Look up. If you're reading this in a public place in Britain, someone is probably watching you. A camera lens, pointing in your direction, recording you in case you do something out of the ordinary, something suspicious, something that isn't in accord with the camera installer's idea of normal respectable behaviour. No one knows how many CCTV cameras have been installed in Britain in recent years. It certainly runs into many millions, and is certainly more per head of population than any other society in the world.
The Government came into power suggesting that it was opposed to what, in a conference speech of 2009, David Cameron called the whole rotten edifice of Labour's surveillance state. But there is no prospect at all of it seeking to reduce the number of CCTV cameras and it has described them as a valuable tool in combating crime. Certainly their use is spreading and the detail with which they carry out surveillance of our private existences is on the increase.
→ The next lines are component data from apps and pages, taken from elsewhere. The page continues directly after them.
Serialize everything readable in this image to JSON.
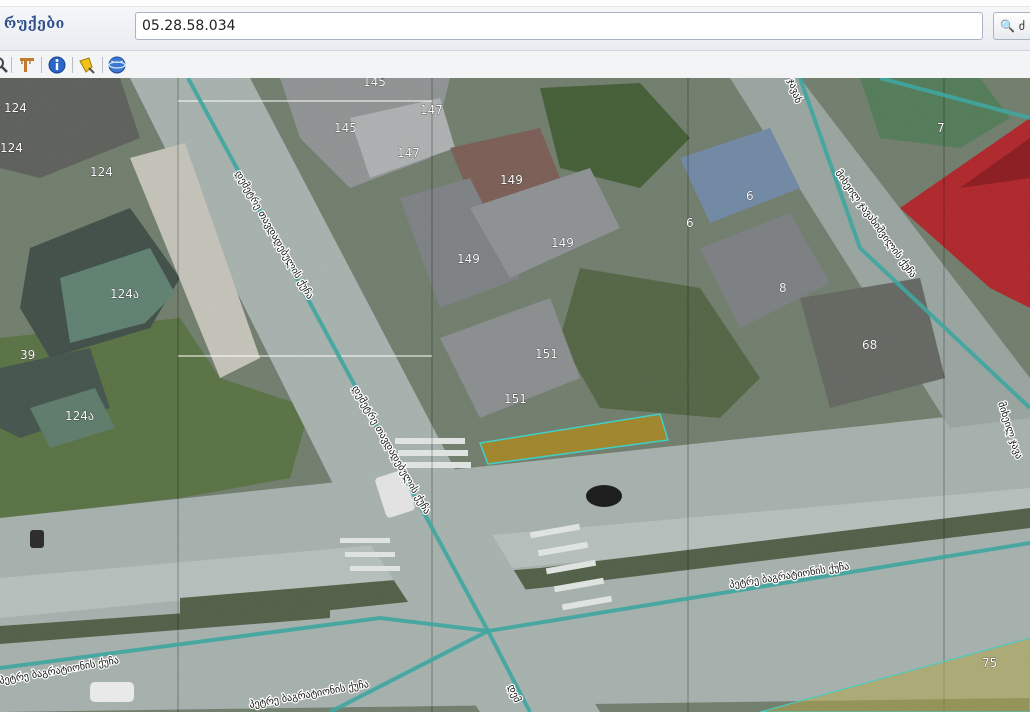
{
  "app": {
    "title": "რუქები"
  },
  "search": {
    "value": "05.28.58.034",
    "button_label": "ძ"
  },
  "toolbar": {
    "items": [
      "zoom-icon",
      "measure-icon",
      "info-icon",
      "highlight-icon",
      "globe-icon"
    ]
  },
  "map": {
    "parcel_labels": {
      "p124_1": "124",
      "p124_2": "124",
      "p124_3": "124",
      "p124a_1": "124ა",
      "p124a_2": "124ა",
      "p39": "39",
      "p145_1": "145",
      "p145_2": "145",
      "p147_1": "147",
      "p147_2": "147",
      "p149_1": "149",
      "p149_2": "149",
      "p149_3": "149",
      "p151_1": "151",
      "p151_2": "151",
      "p6_1": "6",
      "p6_2": "6",
      "p8": "8",
      "p68": "68",
      "p7": "7",
      "p75": "75"
    },
    "street_labels": {
      "petre_1": "პეტრე ბაგრატიონის ქუჩა",
      "petre_2": "პეტრე ბაგრატიონის ქუჩა",
      "petre_3": "პეტრე ბაგრატიონის ქუჩა",
      "diagonal_1": "დემეტრე თავდადებულის ქუჩა",
      "diagonal_2": "დემეტრე თავდადებულის ქუჩა",
      "diagonal_3": "დემ",
      "right_1": "მიხეილ ჯავახიშვილის ქუჩა",
      "right_2": "მიხეილ ჯავა",
      "top_frag": "ჯავახ"
    },
    "colors": {
      "road_line": "#3fa6a0",
      "highlight_fill": "#b08a1a",
      "highlight_stroke": "#3fd0c8"
    }
  }
}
In recent days, Oxford City Council has unveiled a plan to make video cameras mandatory in all licensed taxis by 2015. The cameras will not only record images, but, routinely, all conversations between passengers. A council spokesman said that the risk of intrusion into private conversations has to be balanced against the interests of public safety, both of passengers and drivers.
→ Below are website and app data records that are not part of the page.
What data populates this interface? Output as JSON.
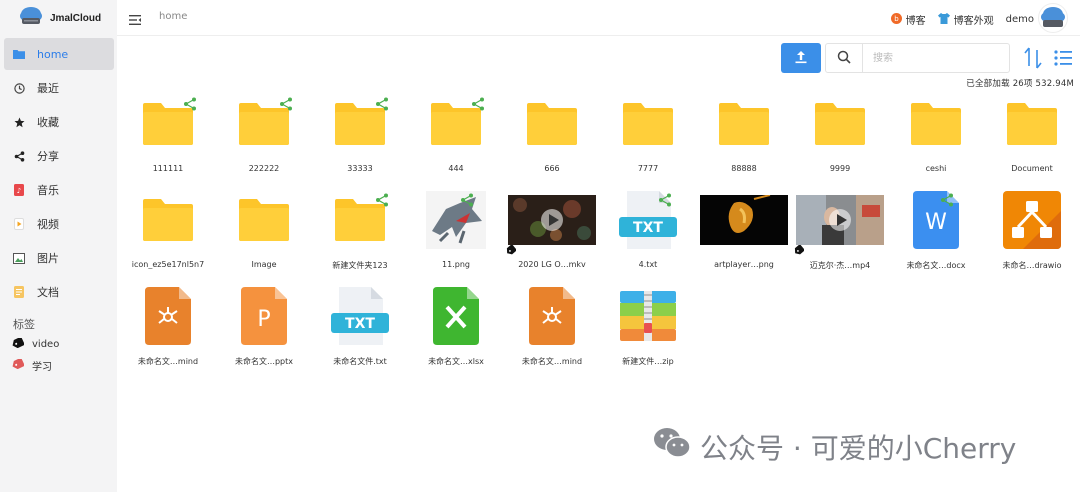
{
  "app": {
    "name": "JmalCloud"
  },
  "sidebar": {
    "items": [
      {
        "label": "home",
        "icon": "folder-icon",
        "active": true
      },
      {
        "label": "最近",
        "icon": "clock-icon"
      },
      {
        "label": "收藏",
        "icon": "star-icon"
      },
      {
        "label": "分享",
        "icon": "share-icon"
      },
      {
        "label": "音乐",
        "icon": "music-file-icon"
      },
      {
        "label": "视频",
        "icon": "video-file-icon"
      },
      {
        "label": "图片",
        "icon": "image-file-icon"
      },
      {
        "label": "文档",
        "icon": "document-file-icon"
      }
    ],
    "tags_title": "标签",
    "tags": [
      {
        "label": "video",
        "color": "#111111"
      },
      {
        "label": "学习",
        "color": "#e05a5a"
      }
    ]
  },
  "header": {
    "breadcrumb": "home",
    "blog_label": "博客",
    "blog_appearance_label": "博客外观",
    "user_name": "demo"
  },
  "toolbar": {
    "search_placeholder": "搜索"
  },
  "status": {
    "loaded": "已全部加载",
    "count": "26项",
    "size": "532.94M"
  },
  "files": [
    {
      "name": "111111",
      "kind": "folder",
      "shared": true
    },
    {
      "name": "222222",
      "kind": "folder",
      "shared": true
    },
    {
      "name": "33333",
      "kind": "folder",
      "shared": true
    },
    {
      "name": "444",
      "kind": "folder",
      "shared": true
    },
    {
      "name": "666",
      "kind": "folder"
    },
    {
      "name": "7777",
      "kind": "folder"
    },
    {
      "name": "88888",
      "kind": "folder"
    },
    {
      "name": "9999",
      "kind": "folder"
    },
    {
      "name": "ceshi",
      "kind": "folder"
    },
    {
      "name": "Document",
      "kind": "folder"
    },
    {
      "name": "icon_ez5e17nl5n7",
      "kind": "folder"
    },
    {
      "name": "Image",
      "kind": "folder"
    },
    {
      "name": "新建文件夹123",
      "kind": "folder",
      "shared": true
    },
    {
      "name": "11.png",
      "kind": "image-shark",
      "shared": true
    },
    {
      "name": "2020 LG O…mkv",
      "kind": "video-dark",
      "tagged": true
    },
    {
      "name": "4.txt",
      "kind": "txt-thumb",
      "shared": true
    },
    {
      "name": "artplayer…png",
      "kind": "image-dark"
    },
    {
      "name": "迈克尔·杰…mp4",
      "kind": "video-person",
      "tagged": true
    },
    {
      "name": "未命名文…docx",
      "kind": "docx",
      "shared": true
    },
    {
      "name": "未命名…drawio",
      "kind": "drawio"
    },
    {
      "name": "未命名文…mind",
      "kind": "mind"
    },
    {
      "name": "未命名文…pptx",
      "kind": "pptx"
    },
    {
      "name": "未命名文件.txt",
      "kind": "txt-thumb"
    },
    {
      "name": "未命名文…xlsx",
      "kind": "xlsx"
    },
    {
      "name": "未命名文…mind",
      "kind": "mind"
    },
    {
      "name": "新建文件…zip",
      "kind": "zip"
    }
  ],
  "watermark": "公众号 · 可爱的小Cherry",
  "colors": {
    "accent": "#3b8fe8",
    "folder": "#fdc52a",
    "share_badge": "#4caf50",
    "sidebar_bg": "#f4f4f5"
  }
}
Interesting, isn't it, that use of the word balanced? If you counted the number of serious crimes committed in Oxford taxis and then the number of journeys made in Oxford taxis in the course of one year, then you might be able to come to a balanced view. Does this justify intruding on the private conversations carried out between every innocent passenger? A real sense of balance would surely say not.
But what balanced means, in this context, is what a three-year-old means by fair on Christmas morning. It means I think I ought to get whatever I want. The effectiveness of CCTV has been tested over and over again, and found to be grossly wanting. According to Big Brother Watch, in one London borough, Havering, CCTV footage was used just three times by police as evidence. Four hundred crimes had, in that year, taken place on local buses. The Metropolitan Police's own figures, analysis by civil liberties groups has shown, suggest that £20,000 is spent on surveillance equipment for every crime it helps to solve.
It's worth pointing out that this expenditure doesn't arrive from nowhere. It comes from crime-prevention budgets, which for a long time have been eaten up by CCTV initiatives. Between 1996 and 1998, three-quarters of crime-prevention budgets were spent on CCTV cameras. A Home Office review shortly after this boom period found that CCTV cameras had a tiny positive effect of 3 per cent improvement in public places, no effect whatsoever on crimes committed on public transport and a substantial improvement in multi-storey car parks. Was the moral drawn that they could be best used in some places, and not in others? Take a guess.
Other studies regularly show that the effects of security cameras decrease quite quickly over time, as people get used to the presence of CCTV on the Tube, and simply stop seeing them. Has that discouraged the steady increase in their numbers on all forms of public transport, including private taxis? You bet your sweet bippy, it's done no such thing. Other reports suggest that the simple step of improving street lighting in public places can lower crime figures by 20 per cent – a figure that does not diminish over time. But, of course, that seems like much less fun to a babyish council like Oxford's than filming and recording innocent passers-by.
Those concerned would, of course, dispute that the back of a taxi is a private space at all. But we all have a reasonable expectation of privacy, however public the place. To stand on a railway platform is not to surrender all rights to a private life.
The points on which the authorities now deem it appropriate to intervene in our private spaces are so many and varied as to make you wonder what the unifying motivation really is. The British Medical Association now argues that smoking in cars should be outlawed to protect children. Not outlawed when children are in the car: outlawed altogether.
Other members of the medical establishment have gone even further. A Dr Tony Jewell has called for parents to be banned from smoking in their own homes, describing it as the final piece of the protection picture. The desire to protect children from smoke is laudable. But how many people, seriously, smoke in their cars with the windows shut with children in the back seat? What balanced approach requires the forbidding, by law, of what must mostly be a private activity, and, without any doubt, the establishment of further powers of surveillance and control in that private arena to ensure conformity?
The truth is that what is driving these diverse attempts to introduce surveillance, based on such very different social issues, is not any serious attempt to diminish an evil. Most research shows that surveillance alone doesn't have a cost-effective result in general and that it often diminishes in effectiveness quite quickly over time. There are less intrusive, much cheaper remedies which have been shown to have more effect. So what is driving a council to decide to record private conversations, for doctors to propose that the Government should inquire into and prevent a private habit in a private place?
Simply, the desire to control and subjugate. With the mantra that "If you've nothing to hide, you've nothing to fear," the authorities have created a world in which it seems normal for some pathetic local authority to record your private conversations, to go through your bins, to inquire into what you do behind your front door in the evening. All we have left is the response that it's none of your business. I wish there was some less feeble response to this constant, exhausting, draining surveillance we live under.Reuse content